━━━ MATERIALS PROVIDED ━━━

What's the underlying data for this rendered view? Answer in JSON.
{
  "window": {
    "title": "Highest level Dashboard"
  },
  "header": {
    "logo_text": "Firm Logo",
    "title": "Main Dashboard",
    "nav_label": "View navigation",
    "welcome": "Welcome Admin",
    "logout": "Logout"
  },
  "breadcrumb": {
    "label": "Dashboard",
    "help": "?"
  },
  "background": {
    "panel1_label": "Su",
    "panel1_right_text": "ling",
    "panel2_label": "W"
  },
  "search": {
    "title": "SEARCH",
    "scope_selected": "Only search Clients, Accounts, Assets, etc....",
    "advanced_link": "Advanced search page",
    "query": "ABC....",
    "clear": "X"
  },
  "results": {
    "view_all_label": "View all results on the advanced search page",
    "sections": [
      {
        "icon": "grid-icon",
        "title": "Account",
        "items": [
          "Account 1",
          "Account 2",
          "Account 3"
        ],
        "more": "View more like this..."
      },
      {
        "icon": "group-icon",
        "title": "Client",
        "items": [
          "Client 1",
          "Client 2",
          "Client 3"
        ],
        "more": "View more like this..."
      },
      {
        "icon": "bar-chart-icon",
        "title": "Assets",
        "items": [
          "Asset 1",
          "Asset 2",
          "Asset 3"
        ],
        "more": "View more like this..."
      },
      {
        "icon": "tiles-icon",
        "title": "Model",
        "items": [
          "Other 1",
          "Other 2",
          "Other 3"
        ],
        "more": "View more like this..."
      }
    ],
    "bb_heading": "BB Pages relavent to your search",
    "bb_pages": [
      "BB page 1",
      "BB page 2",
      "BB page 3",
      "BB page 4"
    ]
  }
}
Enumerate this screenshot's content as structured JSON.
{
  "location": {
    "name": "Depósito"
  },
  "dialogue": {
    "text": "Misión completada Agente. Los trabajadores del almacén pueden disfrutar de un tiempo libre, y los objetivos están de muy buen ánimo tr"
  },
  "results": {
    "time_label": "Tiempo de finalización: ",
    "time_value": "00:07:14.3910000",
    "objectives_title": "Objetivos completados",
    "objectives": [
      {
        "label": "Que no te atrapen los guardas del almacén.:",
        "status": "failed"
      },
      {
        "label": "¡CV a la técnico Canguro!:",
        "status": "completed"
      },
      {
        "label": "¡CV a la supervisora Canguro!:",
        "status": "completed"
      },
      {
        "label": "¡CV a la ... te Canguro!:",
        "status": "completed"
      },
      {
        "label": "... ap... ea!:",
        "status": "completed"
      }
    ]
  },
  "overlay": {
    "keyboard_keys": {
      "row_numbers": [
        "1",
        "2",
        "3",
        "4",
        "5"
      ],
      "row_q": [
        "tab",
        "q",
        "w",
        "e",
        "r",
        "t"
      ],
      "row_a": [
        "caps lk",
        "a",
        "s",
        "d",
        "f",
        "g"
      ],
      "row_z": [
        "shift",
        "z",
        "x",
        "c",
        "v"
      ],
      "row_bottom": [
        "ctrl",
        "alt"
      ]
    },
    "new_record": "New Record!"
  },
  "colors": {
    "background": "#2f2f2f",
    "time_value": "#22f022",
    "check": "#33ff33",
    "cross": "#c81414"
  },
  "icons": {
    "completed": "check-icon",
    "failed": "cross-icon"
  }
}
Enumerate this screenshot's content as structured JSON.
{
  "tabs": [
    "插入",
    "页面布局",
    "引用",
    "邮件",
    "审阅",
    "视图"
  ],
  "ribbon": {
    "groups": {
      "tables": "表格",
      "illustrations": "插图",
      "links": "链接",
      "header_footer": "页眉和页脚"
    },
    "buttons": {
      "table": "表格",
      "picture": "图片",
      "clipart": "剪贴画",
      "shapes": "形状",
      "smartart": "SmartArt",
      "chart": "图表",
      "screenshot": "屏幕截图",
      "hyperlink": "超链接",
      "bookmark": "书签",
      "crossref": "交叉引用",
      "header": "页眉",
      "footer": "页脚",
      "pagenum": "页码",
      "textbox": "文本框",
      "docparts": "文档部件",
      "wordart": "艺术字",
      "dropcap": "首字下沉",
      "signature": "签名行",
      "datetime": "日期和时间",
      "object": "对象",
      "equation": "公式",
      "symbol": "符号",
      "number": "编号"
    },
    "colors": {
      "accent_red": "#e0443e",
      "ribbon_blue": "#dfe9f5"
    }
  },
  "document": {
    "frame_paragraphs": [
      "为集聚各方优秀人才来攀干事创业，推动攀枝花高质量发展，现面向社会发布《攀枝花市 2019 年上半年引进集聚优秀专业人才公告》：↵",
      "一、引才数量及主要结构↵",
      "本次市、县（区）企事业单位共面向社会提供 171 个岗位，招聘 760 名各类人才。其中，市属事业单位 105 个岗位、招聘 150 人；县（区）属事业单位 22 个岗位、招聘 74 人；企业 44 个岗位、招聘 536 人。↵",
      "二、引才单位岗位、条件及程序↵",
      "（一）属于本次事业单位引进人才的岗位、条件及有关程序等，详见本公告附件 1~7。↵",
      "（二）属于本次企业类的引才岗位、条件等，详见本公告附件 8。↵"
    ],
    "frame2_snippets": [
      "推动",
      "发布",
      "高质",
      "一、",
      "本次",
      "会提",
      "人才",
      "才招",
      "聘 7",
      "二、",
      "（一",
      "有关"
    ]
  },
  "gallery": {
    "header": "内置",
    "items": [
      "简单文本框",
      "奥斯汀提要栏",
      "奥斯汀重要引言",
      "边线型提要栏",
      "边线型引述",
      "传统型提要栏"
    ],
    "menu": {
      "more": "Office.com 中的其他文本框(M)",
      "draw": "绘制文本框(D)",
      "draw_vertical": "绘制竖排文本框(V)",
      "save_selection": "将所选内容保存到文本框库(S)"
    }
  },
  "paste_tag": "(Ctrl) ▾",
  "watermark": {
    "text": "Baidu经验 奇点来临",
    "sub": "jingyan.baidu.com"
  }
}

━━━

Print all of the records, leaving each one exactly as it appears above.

**ANSWER SECTION:**
What's the underlying data for this rendered view? Answer in JSON.
{
  "window": {
    "title": "Highest level Dashboard"
  },
  "header": {
    "logo_text": "Firm Logo",
    "title": "Main Dashboard",
    "nav_label": "View navigation",
    "welcome": "Welcome Admin",
    "logout": "Logout"
  },
  "breadcrumb": {
    "label": "Dashboard",
    "help": "?"
  },
  "background": {
    "panel1_label": "Su",
    "panel1_right_text": "ling",
    "panel2_label": "W"
  },
  "search": {
    "title": "SEARCH",
    "scope_selected": "Only search Clients, Accounts, Assets, etc....",
    "advanced_link": "Advanced search page",
    "query": "ABC....",
    "clear": "X"
  },
  "results": {
    "view_all_label": "View all results on the advanced search page",
    "sections": [
      {
        "icon": "grid-icon",
        "title": "Account",
        "items": [
          "Account 1",
          "Account 2",
          "Account 3"
        ],
        "more": "View more like this..."
      },
      {
        "icon": "group-icon",
        "title": "Client",
        "items": [
          "Client 1",
          "Client 2",
          "Client 3"
        ],
        "more": "View more like this..."
      },
      {
        "icon": "bar-chart-icon",
        "title": "Assets",
        "items": [
          "Asset 1",
          "Asset 2",
          "Asset 3"
        ],
        "more": "View more like this..."
      },
      {
        "icon": "tiles-icon",
        "title": "Model",
        "items": [
          "Other 1",
          "Other 2",
          "Other 3"
        ],
        "more": "View more like this..."
      }
    ],
    "bb_heading": "BB Pages relavent to your search",
    "bb_pages": [
      "BB page 1",
      "BB page 2",
      "BB page 3",
      "BB page 4"
    ]
  }
}
Enumerate this screenshot's content as structured JSON.
{
  "location": {
    "name": "Depósito"
  },
  "dialogue": {
    "text": "Misión completada Agente. Los trabajadores del almacén pueden disfrutar de un tiempo libre, y los objetivos están de muy buen ánimo tr"
  },
  "results": {
    "time_label": "Tiempo de finalización: ",
    "time_value": "00:07:14.3910000",
    "objectives_title": "Objetivos completados",
    "objectives": [
      {
        "label": "Que no te atrapen los guardas del almacén.:",
        "status": "failed"
      },
      {
        "label": "¡CV a la técnico Canguro!:",
        "status": "completed"
      },
      {
        "label": "¡CV a la supervisora Canguro!:",
        "status": "completed"
      },
      {
        "label": "¡CV a la ... te Canguro!:",
        "status": "completed"
      },
      {
        "label": "... ap... ea!:",
        "status": "completed"
      }
    ]
  },
  "overlay": {
    "keyboard_keys": {
      "row_numbers": [
        "1",
        "2",
        "3",
        "4",
        "5"
      ],
      "row_q": [
        "tab",
        "q",
        "w",
        "e",
        "r",
        "t"
      ],
      "row_a": [
        "caps lk",
        "a",
        "s",
        "d",
        "f",
        "g"
      ],
      "row_z": [
        "shift",
        "z",
        "x",
        "c",
        "v"
      ],
      "row_bottom": [
        "ctrl",
        "alt"
      ]
    },
    "new_record": "New Record!"
  },
  "colors": {
    "background": "#2f2f2f",
    "time_value": "#22f022",
    "check": "#33ff33",
    "cross": "#c81414"
  },
  "icons": {
    "completed": "check-icon",
    "failed": "cross-icon"
  }
}
Enumerate this screenshot's content as structured JSON.
{
  "tabs": [
    "插入",
    "页面布局",
    "引用",
    "邮件",
    "审阅",
    "视图"
  ],
  "ribbon": {
    "groups": {
      "tables": "表格",
      "illustrations": "插图",
      "links": "链接",
      "header_footer": "页眉和页脚"
    },
    "buttons": {
      "table": "表格",
      "picture": "图片",
      "clipart": "剪贴画",
      "shapes": "形状",
      "smartart": "SmartArt",
      "chart": "图表",
      "screenshot": "屏幕截图",
      "hyperlink": "超链接",
      "bookmark": "书签",
      "crossref": "交叉引用",
      "header": "页眉",
      "footer": "页脚",
      "pagenum": "页码",
      "textbox": "文本框",
      "docparts": "文档部件",
      "wordart": "艺术字",
      "dropcap": "首字下沉",
      "signature": "签名行",
      "datetime": "日期和时间",
      "object": "对象",
      "equation": "公式",
      "symbol": "符号",
      "number": "编号"
    },
    "colors": {
      "accent_red": "#e0443e",
      "ribbon_blue": "#dfe9f5"
    }
  },
  "document": {
    "frame_paragraphs": [
      "为集聚各方优秀人才来攀干事创业，推动攀枝花高质量发展，现面向社会发布《攀枝花市 2019 年上半年引进集聚优秀专业人才公告》：↵",
      "一、引才数量及主要结构↵",
      "本次市、县（区）企事业单位共面向社会提供 171 个岗位，招聘 760 名各类人才。其中，市属事业单位 105 个岗位、招聘 150 人；县（区）属事业单位 22 个岗位、招聘 74 人；企业 44 个岗位、招聘 536 人。↵",
      "二、引才单位岗位、条件及程序↵",
      "（一）属于本次事业单位引进人才的岗位、条件及有关程序等，详见本公告附件 1~7。↵",
      "（二）属于本次企业类的引才岗位、条件等，详见本公告附件 8。↵"
    ],
    "frame2_snippets": [
      "推动",
      "发布",
      "高质",
      "一、",
      "本次",
      "会提",
      "人才",
      "才招",
      "聘 7",
      "二、",
      "（一",
      "有关"
    ]
  },
  "gallery": {
    "header": "内置",
    "items": [
      "简单文本框",
      "奥斯汀提要栏",
      "奥斯汀重要引言",
      "边线型提要栏",
      "边线型引述",
      "传统型提要栏"
    ],
    "menu": {
      "more": "Office.com 中的其他文本框(M)",
      "draw": "绘制文本框(D)",
      "draw_vertical": "绘制竖排文本框(V)",
      "save_selection": "将所选内容保存到文本框库(S)"
    }
  },
  "paste_tag": "(Ctrl) ▾",
  "watermark": {
    "text": "Baidu经验 奇点来临",
    "sub": "jingyan.baidu.com"
  }
}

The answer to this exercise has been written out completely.